Let’s start with this one. I’ve got so much to say about how important this book is because of the issues it addresses, but the fact of the matter is that it’s also just a very good book. The characters are so well-written! They jump off the page at you and feel like real, complex people. There are quite a few side characters, some of them more likeable than others, but they were all so incredibly real.
The same goes for the interactions between all those characters; the dialogue was amazing and felt easy and natural. Both the difficult conversations (and there were a lot of those) and the banter and happy stuff.
2. It actually has family dynamics
Some of you might know one of the things that grinds my gears about a lot of YA novels is the absence of family, and parents in particular (read my discussion post on this topic here).
In THUG, my desire for family dynamics was 100% satisfied. Starr’s family is amazing. They’re very important in the story as well, both in terms of being there to support her when everything goes to shit (excuse my French) and also in the ways family are always important and just there. Annoying siblings, parents being stricter than you’d like, watching sports together – all that jazz.
Oh, and Starr calls her parents her OTP, which is just the most adorable thing ever.
3. Starr’s voice is impeccable #ownvoices
Now, I hate to state the obvious
*looks at picture in the sidebar*, but I’m not black (and I’m also not American). I’m a middle class white woman who grew up in a small city in the Netherlands and still lives there. I don’t know anything about growing up the way Starr does (and so many like her), and I also acknowledge my white privilege. I, or someone like me (i.e. white, among other things), could never have written a book like this. Angie Thomas, however, can, and she did, and she did it SO well, through Starr. Books with own voices (= author and protagonist sharing a marginalised identity) are so important, and THUG shows why.
4. It explains what’s happening in the USA so well
This is the main reason why I’m yelling at everyone about this book. It explains the situation surrounding the #BlackLivesMatter movement in an accessible way, and it sheds light on how deeply embedded the racism and discrimination is in a way that really hits home. I’ve been following what’s going on with #BlackLivesMatter for a few years now, and I still learned so much from this novel. I think it could potentially open the eyes of a lot of people that are unaware of the severity of the problem and the realness of it. It’s a thing. It’s happening and it’s unacceptable.

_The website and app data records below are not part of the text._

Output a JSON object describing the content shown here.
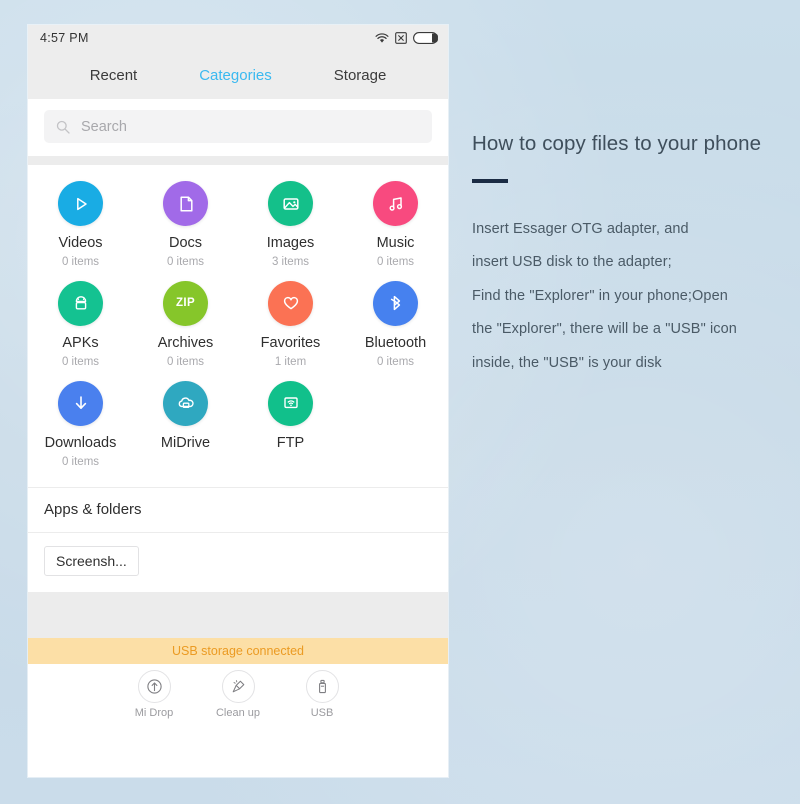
{
  "background_color": "#c9dcea",
  "phone": {
    "status_bar": {
      "clock": "4:57 PM",
      "icons": [
        "wifi-icon",
        "no-sim-icon",
        "battery-icon"
      ]
    },
    "tabs": [
      {
        "label": "Recent",
        "active": false
      },
      {
        "label": "Categories",
        "active": true
      },
      {
        "label": "Storage",
        "active": false
      }
    ],
    "active_tab_color": "#3bb9f0",
    "search": {
      "icon": "search-icon",
      "placeholder": "Search",
      "value": ""
    },
    "categories": [
      {
        "label": "Videos",
        "sub": "0 items",
        "color": "#19ace4",
        "icon": "play-icon"
      },
      {
        "label": "Docs",
        "sub": "0 items",
        "color": "#a濃",
        "icon": "document-icon"
      },
      {
        "label": "Images",
        "sub": "3 items",
        "color": "#14c08a",
        "icon": "image-icon"
      },
      {
        "label": "Music",
        "sub": "0 items",
        "color": "#f84a7f",
        "icon": "music-note-icon"
      },
      {
        "label": "APKs",
        "sub": "0 items",
        "color": "#14c291",
        "icon": "android-icon"
      },
      {
        "label": "Archives",
        "sub": "0 items",
        "color": "#86c62a",
        "icon": "zip-icon"
      },
      {
        "label": "Favorites",
        "sub": "1 item",
        "color": "#fb7254",
        "icon": "heart-icon"
      },
      {
        "label": "Bluetooth",
        "sub": "0 items",
        "color": "#4681ef",
        "icon": "bluetooth-icon"
      },
      {
        "label": "Downloads",
        "sub": "0 items",
        "color": "#4a80ee",
        "icon": "download-arrow-icon"
      },
      {
        "label": "MiDrive",
        "sub": "",
        "color": "#2fa8c0",
        "icon": "cloud-drive-icon"
      },
      {
        "label": "FTP",
        "sub": "",
        "color": "#11c08b",
        "icon": "ftp-wifi-icon"
      }
    ],
    "apps_section": {
      "title": "Apps & folders",
      "chips": [
        "Screensh..."
      ]
    },
    "usb_banner": {
      "text": "USB storage connected",
      "bg_color": "#fcdfa6",
      "text_color": "#eb9b23"
    },
    "bottom_toolbar": [
      {
        "label": "Mi Drop",
        "icon": "mi-drop-icon"
      },
      {
        "label": "Clean up",
        "icon": "broom-icon"
      },
      {
        "label": "USB",
        "icon": "usb-drive-icon"
      }
    ]
  },
  "panel": {
    "title": "How to copy files to your phone",
    "rule_color": "#1b2c44",
    "lines": [
      "Insert Essager OTG adapter, and",
      "insert USB disk to the adapter;",
      "Find the \"Explorer\" in your phone;Open",
      "the \"Explorer\", there will be a \"USB\" icon",
      "inside, the \"USB\" is your disk"
    ]
  }
}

5. It’s funny and shows there’s light in the dark
For a book that’s at times so heartbreaking and filled with anger and unfairness, there are also a lot of joyful moments. I laughed (or snorted, more like) out loud a couple of times at some of the interactions between Starr and her parents, for example, but also between other characters. The book is written in such a vivid way that the dark moments feel pitch black, but the happy moments feel truly happy. That’s how life works, and the book shows that perfectly.

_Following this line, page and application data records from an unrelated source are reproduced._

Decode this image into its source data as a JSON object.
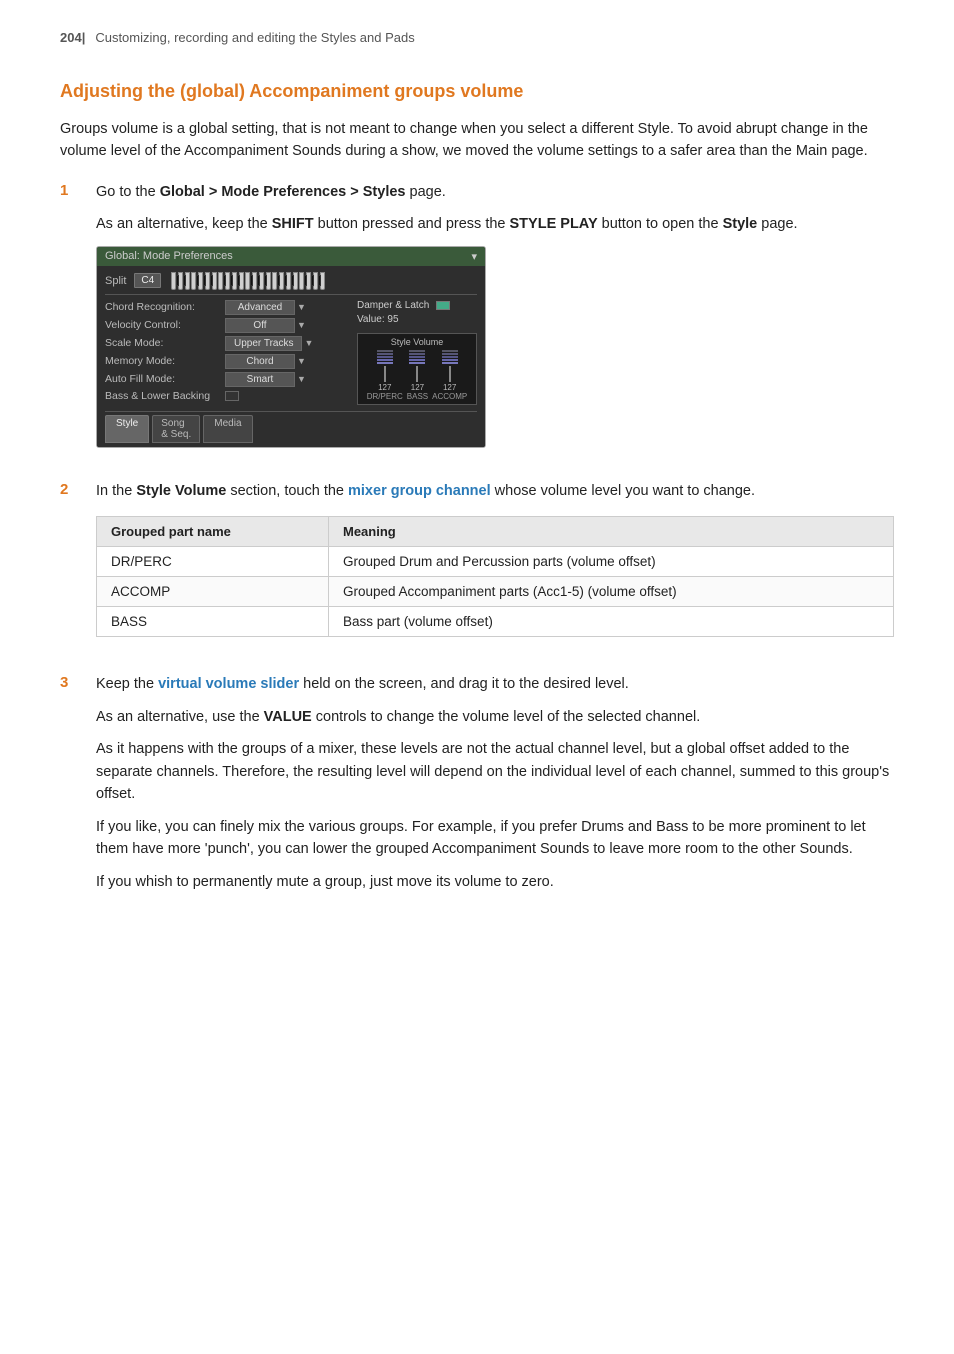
{
  "header": {
    "page_num": "204|",
    "subtitle": "Customizing, recording and editing the Styles and Pads"
  },
  "section_title": "Adjusting the (global) Accompaniment groups volume",
  "intro_paragraphs": [
    "Groups volume is a global setting, that is not meant to change when you select a different Style. To avoid abrupt change in the volume level of the Accompaniment Sounds during a show, we moved the volume settings to a safer area than the Main page."
  ],
  "steps": [
    {
      "num": "1",
      "lines": [
        {
          "text": "Go to the Global > Mode Preferences > Styles page.",
          "parts": [
            {
              "t": "Go to the "
            },
            {
              "t": "Global > Mode Preferences > Styles",
              "bold": true
            },
            {
              "t": " page."
            }
          ]
        },
        {
          "text": "As an alternative, keep the SHIFT button pressed and press the STYLE PLAY button to open the Style page.",
          "parts": [
            {
              "t": "As an alternative, keep the "
            },
            {
              "t": "SHIFT",
              "bold": true
            },
            {
              "t": " button pressed and press the "
            },
            {
              "t": "STYLE PLAY",
              "bold": true
            },
            {
              "t": " button to open the "
            },
            {
              "t": "Style",
              "bold": true
            },
            {
              "t": " page."
            }
          ]
        }
      ],
      "has_panel": true
    },
    {
      "num": "2",
      "lines": [
        {
          "parts": [
            {
              "t": "In the "
            },
            {
              "t": "Style Volume",
              "bold": true
            },
            {
              "t": " section, touch the "
            },
            {
              "t": "mixer group channel",
              "color": true
            },
            {
              "t": " whose volume level you want to change."
            }
          ]
        }
      ],
      "has_table": true
    },
    {
      "num": "3",
      "lines": [
        {
          "parts": [
            {
              "t": "Keep the "
            },
            {
              "t": "virtual volume slider",
              "color": true
            },
            {
              "t": " held on the screen, and drag it to the desired level."
            }
          ]
        },
        {
          "parts": [
            {
              "t": "As an alternative, use the "
            },
            {
              "t": "VALUE",
              "bold": true
            },
            {
              "t": " controls to change the volume level of the selected channel."
            }
          ]
        },
        {
          "parts": [
            {
              "t": "As it happens with the groups of a mixer, these levels are not the actual channel level, but a global offset added to the separate channels. Therefore, the resulting level will depend on the individual level of each channel, summed to this group's offset."
            }
          ]
        },
        {
          "parts": [
            {
              "t": "If you like, you can finely mix the various groups. For example, if you prefer Drums and Bass to be more prominent to let them have more 'punch', you can lower the grouped Accompaniment Sounds to leave more room to the other Sounds."
            }
          ]
        },
        {
          "parts": [
            {
              "t": "If you whish to permanently mute a group, just move its volume to zero."
            }
          ]
        }
      ]
    }
  ],
  "panel": {
    "title": "Global: Mode Preferences",
    "split_label": "Split",
    "split_value": "C4",
    "settings_rows": [
      {
        "label": "Chord Recognition:",
        "value": "Advanced",
        "right": "Damper & Latch"
      },
      {
        "label": "Velocity Control:",
        "value": "Off",
        "right": "Value: 95"
      },
      {
        "label": "Scale Mode:",
        "value": "Upper Tracks",
        "right": ""
      },
      {
        "label": "Memory Mode:",
        "value": "Chord",
        "right": ""
      },
      {
        "label": "Auto Fill Mode:",
        "value": "Smart",
        "right": "Style Volume"
      },
      {
        "label": "Bass & Lower Backing",
        "value": "",
        "right": ""
      }
    ],
    "style_volume": {
      "title": "Style Volume",
      "bars": [
        {
          "label": "DR/PERC",
          "value": "127"
        },
        {
          "label": "BASS",
          "value": "127"
        },
        {
          "label": "ACCOMP",
          "value": "127"
        }
      ]
    },
    "tabs": [
      "Style",
      "Song & Seq.",
      "Media"
    ]
  },
  "table": {
    "headers": [
      "Grouped part name",
      "Meaning"
    ],
    "rows": [
      {
        "name": "DR/PERC",
        "meaning": "Grouped Drum and Percussion parts (volume offset)"
      },
      {
        "name": "ACCOMP",
        "meaning": "Grouped Accompaniment parts (Acc1-5) (volume offset)"
      },
      {
        "name": "BASS",
        "meaning": "Bass part (volume offset)"
      }
    ]
  }
}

Have I won you over yet? I do hope so, because this book is one of the most important books I’ve ever read and I’ll probably keep yelling about it for ever and ever and ever, the end.